* [YOUR INSTRUCTIONS] An identical copy of the data below is needed.

******************************

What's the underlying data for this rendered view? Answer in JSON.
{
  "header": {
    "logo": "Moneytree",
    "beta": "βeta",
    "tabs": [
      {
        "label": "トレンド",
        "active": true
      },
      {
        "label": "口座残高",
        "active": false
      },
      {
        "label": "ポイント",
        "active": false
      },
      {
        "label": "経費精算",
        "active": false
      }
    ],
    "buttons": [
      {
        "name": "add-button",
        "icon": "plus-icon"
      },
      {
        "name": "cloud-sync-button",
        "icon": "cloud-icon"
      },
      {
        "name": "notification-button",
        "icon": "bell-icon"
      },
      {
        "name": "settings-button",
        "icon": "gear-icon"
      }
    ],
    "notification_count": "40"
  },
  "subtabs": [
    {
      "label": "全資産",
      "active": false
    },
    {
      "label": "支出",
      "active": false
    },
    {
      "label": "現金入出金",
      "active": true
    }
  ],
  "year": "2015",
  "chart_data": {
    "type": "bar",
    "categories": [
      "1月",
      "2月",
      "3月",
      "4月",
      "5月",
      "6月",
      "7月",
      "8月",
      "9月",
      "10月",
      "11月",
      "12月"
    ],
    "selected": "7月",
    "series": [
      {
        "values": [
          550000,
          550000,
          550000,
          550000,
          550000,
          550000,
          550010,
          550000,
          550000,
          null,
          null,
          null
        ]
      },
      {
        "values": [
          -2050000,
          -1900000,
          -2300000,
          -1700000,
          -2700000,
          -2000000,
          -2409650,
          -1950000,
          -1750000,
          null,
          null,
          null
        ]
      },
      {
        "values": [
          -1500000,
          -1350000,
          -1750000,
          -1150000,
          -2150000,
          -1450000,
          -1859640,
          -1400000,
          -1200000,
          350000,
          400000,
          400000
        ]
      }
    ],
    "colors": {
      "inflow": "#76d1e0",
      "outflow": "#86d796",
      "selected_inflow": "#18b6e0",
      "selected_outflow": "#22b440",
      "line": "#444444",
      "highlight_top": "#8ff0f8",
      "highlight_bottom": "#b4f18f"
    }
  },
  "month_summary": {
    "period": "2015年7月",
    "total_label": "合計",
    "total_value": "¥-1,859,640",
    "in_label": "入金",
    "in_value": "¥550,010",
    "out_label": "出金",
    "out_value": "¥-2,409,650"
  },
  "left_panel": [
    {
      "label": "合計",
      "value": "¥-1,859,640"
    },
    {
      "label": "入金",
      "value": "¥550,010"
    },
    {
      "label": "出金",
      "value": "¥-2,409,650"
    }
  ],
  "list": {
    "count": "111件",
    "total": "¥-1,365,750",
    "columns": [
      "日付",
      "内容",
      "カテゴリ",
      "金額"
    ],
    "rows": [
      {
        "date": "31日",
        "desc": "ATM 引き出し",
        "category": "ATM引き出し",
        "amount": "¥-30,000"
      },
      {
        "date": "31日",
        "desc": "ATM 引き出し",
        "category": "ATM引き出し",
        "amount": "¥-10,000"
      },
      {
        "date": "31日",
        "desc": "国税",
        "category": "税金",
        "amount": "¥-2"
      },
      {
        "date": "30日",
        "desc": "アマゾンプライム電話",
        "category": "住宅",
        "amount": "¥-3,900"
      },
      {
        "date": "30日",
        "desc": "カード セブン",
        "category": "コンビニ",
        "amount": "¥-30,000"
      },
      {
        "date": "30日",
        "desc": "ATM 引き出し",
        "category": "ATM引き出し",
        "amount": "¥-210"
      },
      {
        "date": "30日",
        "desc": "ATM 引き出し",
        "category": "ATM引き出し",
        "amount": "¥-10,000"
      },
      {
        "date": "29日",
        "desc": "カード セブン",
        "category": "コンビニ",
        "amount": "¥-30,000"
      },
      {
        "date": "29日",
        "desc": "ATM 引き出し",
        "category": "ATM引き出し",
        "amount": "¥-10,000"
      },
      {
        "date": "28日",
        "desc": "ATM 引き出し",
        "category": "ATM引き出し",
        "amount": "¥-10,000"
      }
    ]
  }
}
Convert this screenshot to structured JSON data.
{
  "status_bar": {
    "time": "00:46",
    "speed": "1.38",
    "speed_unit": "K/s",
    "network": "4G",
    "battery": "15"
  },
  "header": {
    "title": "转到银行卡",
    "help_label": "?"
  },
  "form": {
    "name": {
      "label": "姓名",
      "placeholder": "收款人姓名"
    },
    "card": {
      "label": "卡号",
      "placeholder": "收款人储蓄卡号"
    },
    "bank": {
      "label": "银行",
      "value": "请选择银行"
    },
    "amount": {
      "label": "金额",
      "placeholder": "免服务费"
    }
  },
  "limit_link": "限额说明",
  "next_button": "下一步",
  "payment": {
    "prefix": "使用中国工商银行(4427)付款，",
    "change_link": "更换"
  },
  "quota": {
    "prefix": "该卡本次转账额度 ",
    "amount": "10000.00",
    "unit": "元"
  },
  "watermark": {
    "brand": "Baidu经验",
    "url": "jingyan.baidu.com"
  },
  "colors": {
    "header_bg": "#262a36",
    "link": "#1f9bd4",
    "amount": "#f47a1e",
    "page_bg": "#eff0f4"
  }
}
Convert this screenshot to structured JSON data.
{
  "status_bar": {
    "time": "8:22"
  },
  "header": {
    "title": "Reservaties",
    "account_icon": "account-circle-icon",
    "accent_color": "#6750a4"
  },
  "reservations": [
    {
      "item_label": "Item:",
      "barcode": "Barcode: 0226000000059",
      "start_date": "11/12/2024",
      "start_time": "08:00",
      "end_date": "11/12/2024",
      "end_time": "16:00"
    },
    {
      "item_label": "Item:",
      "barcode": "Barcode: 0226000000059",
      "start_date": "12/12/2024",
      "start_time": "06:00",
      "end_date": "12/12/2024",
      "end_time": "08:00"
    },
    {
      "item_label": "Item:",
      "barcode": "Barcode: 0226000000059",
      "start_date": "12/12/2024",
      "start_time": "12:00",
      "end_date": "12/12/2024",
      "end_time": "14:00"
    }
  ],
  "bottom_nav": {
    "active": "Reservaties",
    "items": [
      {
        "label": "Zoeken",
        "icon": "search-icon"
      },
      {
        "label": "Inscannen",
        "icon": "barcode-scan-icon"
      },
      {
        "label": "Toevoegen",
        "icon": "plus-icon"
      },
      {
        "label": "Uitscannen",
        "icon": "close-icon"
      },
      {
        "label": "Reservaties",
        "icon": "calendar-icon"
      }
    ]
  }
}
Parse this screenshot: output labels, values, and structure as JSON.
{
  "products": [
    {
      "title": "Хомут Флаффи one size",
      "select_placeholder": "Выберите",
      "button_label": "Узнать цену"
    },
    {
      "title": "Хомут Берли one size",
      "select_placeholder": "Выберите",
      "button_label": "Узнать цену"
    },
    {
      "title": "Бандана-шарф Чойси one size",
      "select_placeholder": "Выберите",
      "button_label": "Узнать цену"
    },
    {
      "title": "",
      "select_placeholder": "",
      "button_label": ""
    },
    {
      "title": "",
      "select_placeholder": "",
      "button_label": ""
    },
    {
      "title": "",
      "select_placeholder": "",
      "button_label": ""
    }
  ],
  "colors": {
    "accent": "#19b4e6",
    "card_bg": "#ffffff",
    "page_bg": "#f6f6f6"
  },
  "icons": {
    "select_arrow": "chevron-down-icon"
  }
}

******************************

* [RESPONSE]
What's the underlying data for this rendered view? Answer in JSON.
{
  "header": {
    "logo": "Moneytree",
    "beta": "βeta",
    "tabs": [
      {
        "label": "トレンド",
        "active": true
      },
      {
        "label": "口座残高",
        "active": false
      },
      {
        "label": "ポイント",
        "active": false
      },
      {
        "label": "経費精算",
        "active": false
      }
    ],
    "buttons": [
      {
        "name": "add-button",
        "icon": "plus-icon"
      },
      {
        "name": "cloud-sync-button",
        "icon": "cloud-icon"
      },
      {
        "name": "notification-button",
        "icon": "bell-icon"
      },
      {
        "name": "settings-button",
        "icon": "gear-icon"
      }
    ],
    "notification_count": "40"
  },
  "subtabs": [
    {
      "label": "全資産",
      "active": false
    },
    {
      "label": "支出",
      "active": false
    },
    {
      "label": "現金入出金",
      "active": true
    }
  ],
  "year": "2015",
  "chart_data": {
    "type": "bar",
    "categories": [
      "1月",
      "2月",
      "3月",
      "4月",
      "5月",
      "6月",
      "7月",
      "8月",
      "9月",
      "10月",
      "11月",
      "12月"
    ],
    "selected": "7月",
    "series": [
      {
        "values": [
          550000,
          550000,
          550000,
          550000,
          550000,
          550000,
          550010,
          550000,
          550000,
          null,
          null,
          null
        ]
      },
      {
        "values": [
          -2050000,
          -1900000,
          -2300000,
          -1700000,
          -2700000,
          -2000000,
          -2409650,
          -1950000,
          -1750000,
          null,
          null,
          null
        ]
      },
      {
        "values": [
          -1500000,
          -1350000,
          -1750000,
          -1150000,
          -2150000,
          -1450000,
          -1859640,
          -1400000,
          -1200000,
          350000,
          400000,
          400000
        ]
      }
    ],
    "colors": {
      "inflow": "#76d1e0",
      "outflow": "#86d796",
      "selected_inflow": "#18b6e0",
      "selected_outflow": "#22b440",
      "line": "#444444",
      "highlight_top": "#8ff0f8",
      "highlight_bottom": "#b4f18f"
    }
  },
  "month_summary": {
    "period": "2015年7月",
    "total_label": "合計",
    "total_value": "¥-1,859,640",
    "in_label": "入金",
    "in_value": "¥550,010",
    "out_label": "出金",
    "out_value": "¥-2,409,650"
  },
  "left_panel": [
    {
      "label": "合計",
      "value": "¥-1,859,640"
    },
    {
      "label": "入金",
      "value": "¥550,010"
    },
    {
      "label": "出金",
      "value": "¥-2,409,650"
    }
  ],
  "list": {
    "count": "111件",
    "total": "¥-1,365,750",
    "columns": [
      "日付",
      "内容",
      "カテゴリ",
      "金額"
    ],
    "rows": [
      {
        "date": "31日",
        "desc": "ATM 引き出し",
        "category": "ATM引き出し",
        "amount": "¥-30,000"
      },
      {
        "date": "31日",
        "desc": "ATM 引き出し",
        "category": "ATM引き出し",
        "amount": "¥-10,000"
      },
      {
        "date": "31日",
        "desc": "国税",
        "category": "税金",
        "amount": "¥-2"
      },
      {
        "date": "30日",
        "desc": "アマゾンプライム電話",
        "category": "住宅",
        "amount": "¥-3,900"
      },
      {
        "date": "30日",
        "desc": "カード セブン",
        "category": "コンビニ",
        "amount": "¥-30,000"
      },
      {
        "date": "30日",
        "desc": "ATM 引き出し",
        "category": "ATM引き出し",
        "amount": "¥-210"
      },
      {
        "date": "30日",
        "desc": "ATM 引き出し",
        "category": "ATM引き出し",
        "amount": "¥-10,000"
      },
      {
        "date": "29日",
        "desc": "カード セブン",
        "category": "コンビニ",
        "amount": "¥-30,000"
      },
      {
        "date": "29日",
        "desc": "ATM 引き出し",
        "category": "ATM引き出し",
        "amount": "¥-10,000"
      },
      {
        "date": "28日",
        "desc": "ATM 引き出し",
        "category": "ATM引き出し",
        "amount": "¥-10,000"
      }
    ]
  }
}
Convert this screenshot to structured JSON data.
{
  "status_bar": {
    "time": "00:46",
    "speed": "1.38",
    "speed_unit": "K/s",
    "network": "4G",
    "battery": "15"
  },
  "header": {
    "title": "转到银行卡",
    "help_label": "?"
  },
  "form": {
    "name": {
      "label": "姓名",
      "placeholder": "收款人姓名"
    },
    "card": {
      "label": "卡号",
      "placeholder": "收款人储蓄卡号"
    },
    "bank": {
      "label": "银行",
      "value": "请选择银行"
    },
    "amount": {
      "label": "金额",
      "placeholder": "免服务费"
    }
  },
  "limit_link": "限额说明",
  "next_button": "下一步",
  "payment": {
    "prefix": "使用中国工商银行(4427)付款，",
    "change_link": "更换"
  },
  "quota": {
    "prefix": "该卡本次转账额度 ",
    "amount": "10000.00",
    "unit": "元"
  },
  "watermark": {
    "brand": "Baidu经验",
    "url": "jingyan.baidu.com"
  },
  "colors": {
    "header_bg": "#262a36",
    "link": "#1f9bd4",
    "amount": "#f47a1e",
    "page_bg": "#eff0f4"
  }
}
Convert this screenshot to structured JSON data.
{
  "status_bar": {
    "time": "8:22"
  },
  "header": {
    "title": "Reservaties",
    "account_icon": "account-circle-icon",
    "accent_color": "#6750a4"
  },
  "reservations": [
    {
      "item_label": "Item:",
      "barcode": "Barcode: 0226000000059",
      "start_date": "11/12/2024",
      "start_time": "08:00",
      "end_date": "11/12/2024",
      "end_time": "16:00"
    },
    {
      "item_label": "Item:",
      "barcode": "Barcode: 0226000000059",
      "start_date": "12/12/2024",
      "start_time": "06:00",
      "end_date": "12/12/2024",
      "end_time": "08:00"
    },
    {
      "item_label": "Item:",
      "barcode": "Barcode: 0226000000059",
      "start_date": "12/12/2024",
      "start_time": "12:00",
      "end_date": "12/12/2024",
      "end_time": "14:00"
    }
  ],
  "bottom_nav": {
    "active": "Reservaties",
    "items": [
      {
        "label": "Zoeken",
        "icon": "search-icon"
      },
      {
        "label": "Inscannen",
        "icon": "barcode-scan-icon"
      },
      {
        "label": "Toevoegen",
        "icon": "plus-icon"
      },
      {
        "label": "Uitscannen",
        "icon": "close-icon"
      },
      {
        "label": "Reservaties",
        "icon": "calendar-icon"
      }
    ]
  }
}
Parse this screenshot: output labels, values, and structure as JSON.
{
  "products": [
    {
      "title": "Хомут Флаффи one size",
      "select_placeholder": "Выберите",
      "button_label": "Узнать цену"
    },
    {
      "title": "Хомут Берли one size",
      "select_placeholder": "Выберите",
      "button_label": "Узнать цену"
    },
    {
      "title": "Бандана-шарф Чойси one size",
      "select_placeholder": "Выберите",
      "button_label": "Узнать цену"
    },
    {
      "title": "",
      "select_placeholder": "",
      "button_label": ""
    },
    {
      "title": "",
      "select_placeholder": "",
      "button_label": ""
    },
    {
      "title": "",
      "select_placeholder": "",
      "button_label": ""
    }
  ],
  "colors": {
    "accent": "#19b4e6",
    "card_bg": "#ffffff",
    "page_bg": "#f6f6f6"
  },
  "icons": {
    "select_arrow": "chevron-down-icon"
  }
}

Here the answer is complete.